Buncombe County considers expanding access to manufactur­ed homes

In Buncombe County, manufactured housing is limited to certain zoning designations, but the county planning board recently voted in favor of an amendment that would expand the list of areas where manufactured homes would be allowed. The Buncombe County Board of Commissioners will hold a public hearing about the change in the coming weeks.

Amid soul searching over severe disparitie­s, City Council weighs its latest school board appointmen­ts

With James Lee opting out mid-term to take a job in another state, Asheville City Council will soon select at least one new member to serve on a board that will be compelled to turn the ship around. Two other members, Martha Geitner and board Chair Shaunda Sandford, are completing their first terms on the board and seeking reappointment.

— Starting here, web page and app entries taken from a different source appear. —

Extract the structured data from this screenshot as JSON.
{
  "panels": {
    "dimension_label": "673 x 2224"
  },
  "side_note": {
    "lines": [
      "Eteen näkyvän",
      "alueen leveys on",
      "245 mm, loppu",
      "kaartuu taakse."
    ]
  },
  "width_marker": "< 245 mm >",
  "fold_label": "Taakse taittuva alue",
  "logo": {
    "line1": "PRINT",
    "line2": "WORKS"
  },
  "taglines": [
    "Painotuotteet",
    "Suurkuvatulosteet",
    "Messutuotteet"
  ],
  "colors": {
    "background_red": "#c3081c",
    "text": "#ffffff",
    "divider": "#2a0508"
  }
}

Meanwhile, in a process that will play out in the coming weeks, 11 other community members have applied to be appointed.

UNCA hosts this year’s Appalachia­n Studies Associatio­n conference

The 2019 Appalachian Studies Association conference returns to Asheville after 27 years. The annual gathering brings together an eclectic mix of scholars, educators, activists, students, groups and institutions to discuss and present on a wide range of topics related to life in the region.

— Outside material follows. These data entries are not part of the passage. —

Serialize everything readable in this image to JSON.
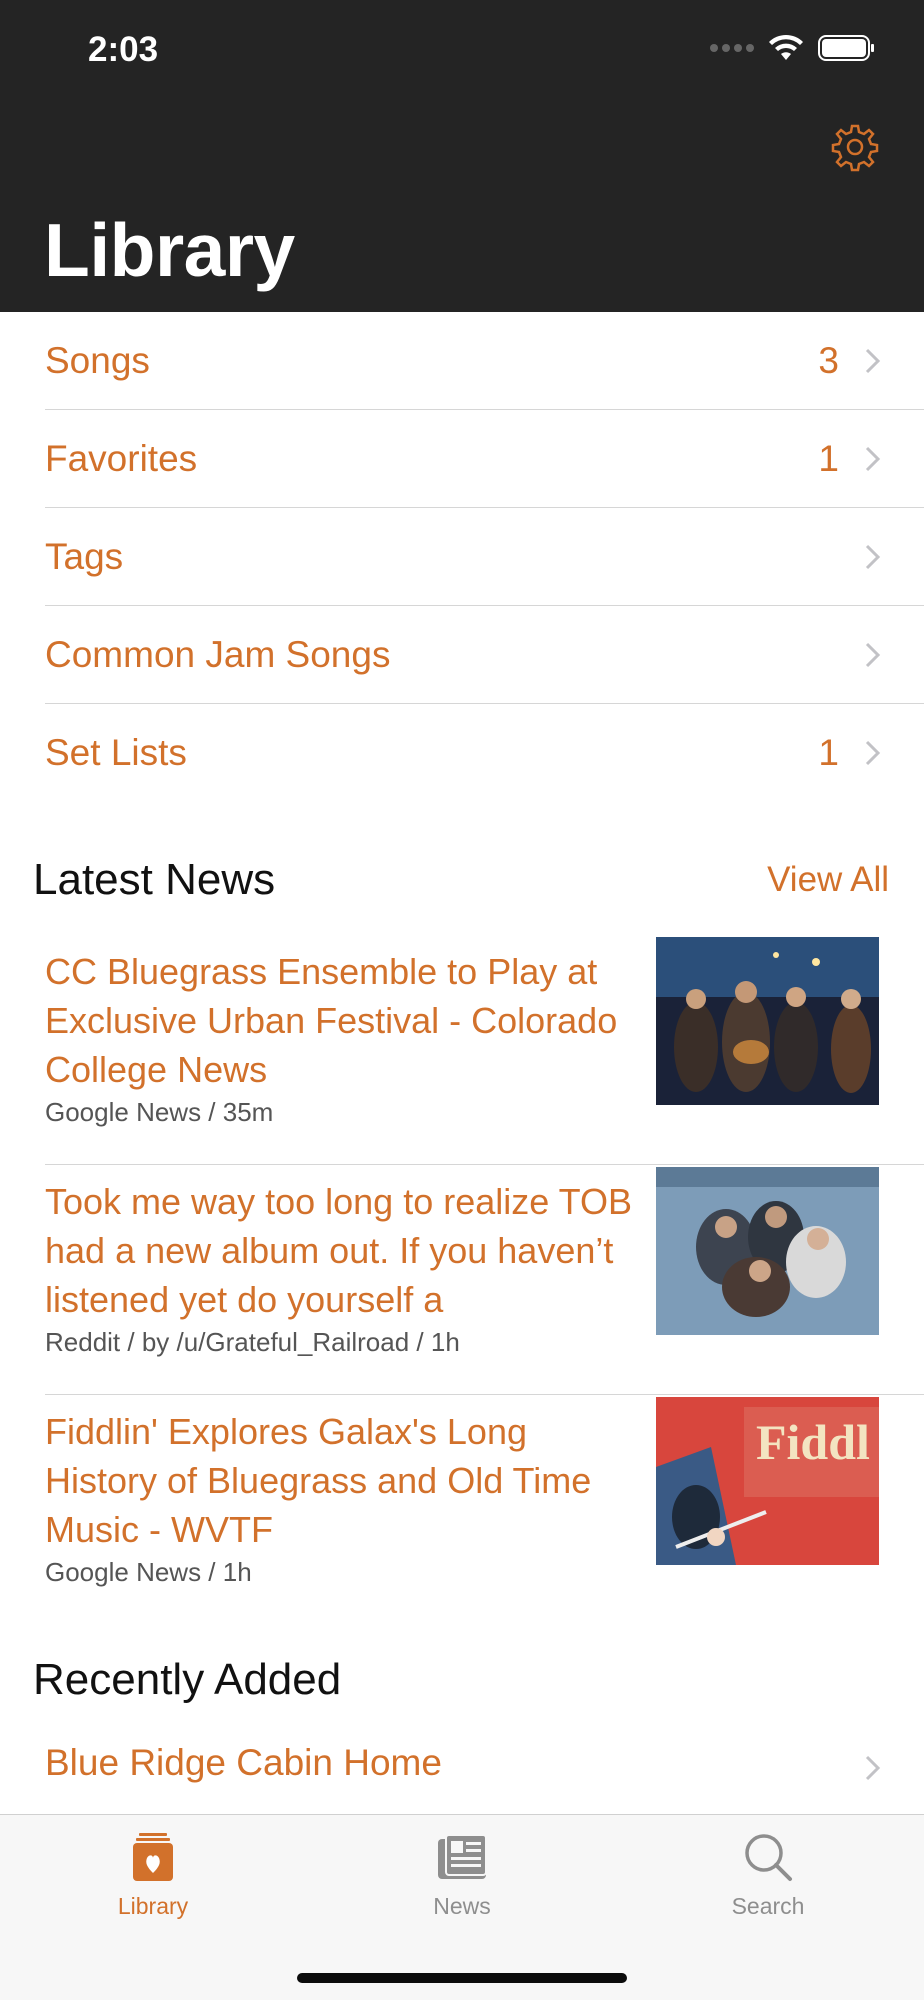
{
  "status_bar": {
    "time": "2:03"
  },
  "header": {
    "title": "Library",
    "settings_icon": "gear-icon"
  },
  "library": [
    {
      "label": "Songs",
      "count": "3"
    },
    {
      "label": "Favorites",
      "count": "1"
    },
    {
      "label": "Tags",
      "count": ""
    },
    {
      "label": "Common Jam Songs",
      "count": ""
    },
    {
      "label": "Set Lists",
      "count": "1"
    }
  ],
  "latest_news": {
    "title": "Latest News",
    "view_all": "View All",
    "items": [
      {
        "title": "CC Bluegrass Ensemble to Play at Exclusive Urban Festival - Colorado College News",
        "meta": "Google News / 35m"
      },
      {
        "title": "Took me way too long to realize TOB had a new album out. If you haven’t listened yet do yourself a",
        "meta": "Reddit / by /u/Grateful_Railroad / 1h"
      },
      {
        "title": "Fiddlin' Explores Galax's Long History of Bluegrass and Old Time Music - WVTF",
        "meta": "Google News / 1h"
      }
    ]
  },
  "recently_added": {
    "title": "Recently Added",
    "items": [
      {
        "label": "Blue Ridge Cabin Home"
      }
    ]
  },
  "tabbar": {
    "tabs": [
      {
        "label": "Library",
        "icon": "library-icon",
        "active": true
      },
      {
        "label": "News",
        "icon": "news-icon",
        "active": false
      },
      {
        "label": "Search",
        "icon": "search-icon",
        "active": false
      }
    ]
  },
  "colors": {
    "accent": "#d2712b",
    "header_bg": "#242424"
  }
}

Wellness briefs: Grants boost dignity, telehealth

Grants to help agencies providing health care services and studying better ways to deliver those services continued to flow in Western North Carolina. Some recent examples include a grant to Project Dignity for feminine supplies, funding to expand how telehealth services might be expanded in rural areas and support for a study of resources available to kidney patients.

Medical Emergency Ambulance ambulance

Buncombe County grants franchise to private EMS service

Although some commissioners remain concerned the agreement could cut into revenue generated by local volunteer fire departments, the Buncombe County Board of Commissioners decided in a 4-3 vote on March 5 to grant an expanded franchise to private EMS service Medical Emergency Ambulance, also called Medic. Commissioners Brownie Newman, Jasmine Beach-Ferrara and Amanda Edwards voted in the minority.

Quentin Miller speaks at swearing-in ceremony

Buncombe County sheriff seeks funding for new positions, vehicles

In an effort to address what he sees as needs in the department, which includes increasing the number of patrol officers, Buncombe County Sheriff Quentin Miller asked the board for additional funding to pay for 21 new positions and an increase in the number of vehicles that the county refreshes on an annual basis. The sheriff’s office anticipates that the requests would produce a total recurring cost of approximately $3.2 million per year.

News briefs: Asheville Habitat celebrates women in constructi­on

Women make up over half of the local nonprofit’s construction staff and work in roles that provide new construction, home repair, volunteer coordination and construction administration. Each year, the Women Build Advocacy Team — aka WomBATs — recruits female volunteers and raises funds. This year’s Women Build House will come together on May 7.

Lynne Forrest brings The Reality Formula to Asheville

Author Lynne Forrest will present a three-hour workshop Sunday, March 10, at Jubilee! Community in downtown Asheville. The goal, she explains, will be to help participants “get in touch with the limited story they are believing about themselves in the world, and then I will give them tools to see it in a different light.” The event is a fundraiser for Woman to Woman WNC, which promotes women’s self-empowerment.

Mike Kozen presents to the BCTDA

Tourism Developmen­t Authority approves long-term planning and research strategy

The four-phase, roughly $440,000 project is set to begin this spring and conclude in April 2020. Those funds will come from occupancy tax revenue in the Tourism Product Development Fund budget. Funding for community projects will then resume at a time yet to be determined after the planning is complete.

Finding the region’s next elected leaders

Politicos of all stripes have begun gearing up for a 2020 election that looks to be a broad moment of opportunity. In Asheville, ballots will include offices from president on down to City Council. Experienced campaign runners and elected officials are teaming up to try to recruit new candidates or train and encourage those already considering a run.

County approves A-B Tech funding plan in split vote

Commissioners voted 4-3 to approve a plan that dedicates $3.13 million in Article 46 tax revenues in fiscal year 2020 for capital expenses at the college. The money would keep coming in each of the next seven years, increasing 5.5 percent annually to account for anticipated increases in construction costs. The county would also cap transfers from Article 46 tax revenue to the general fund at $5 million and would limit the use of that money to operations at A-B Tech.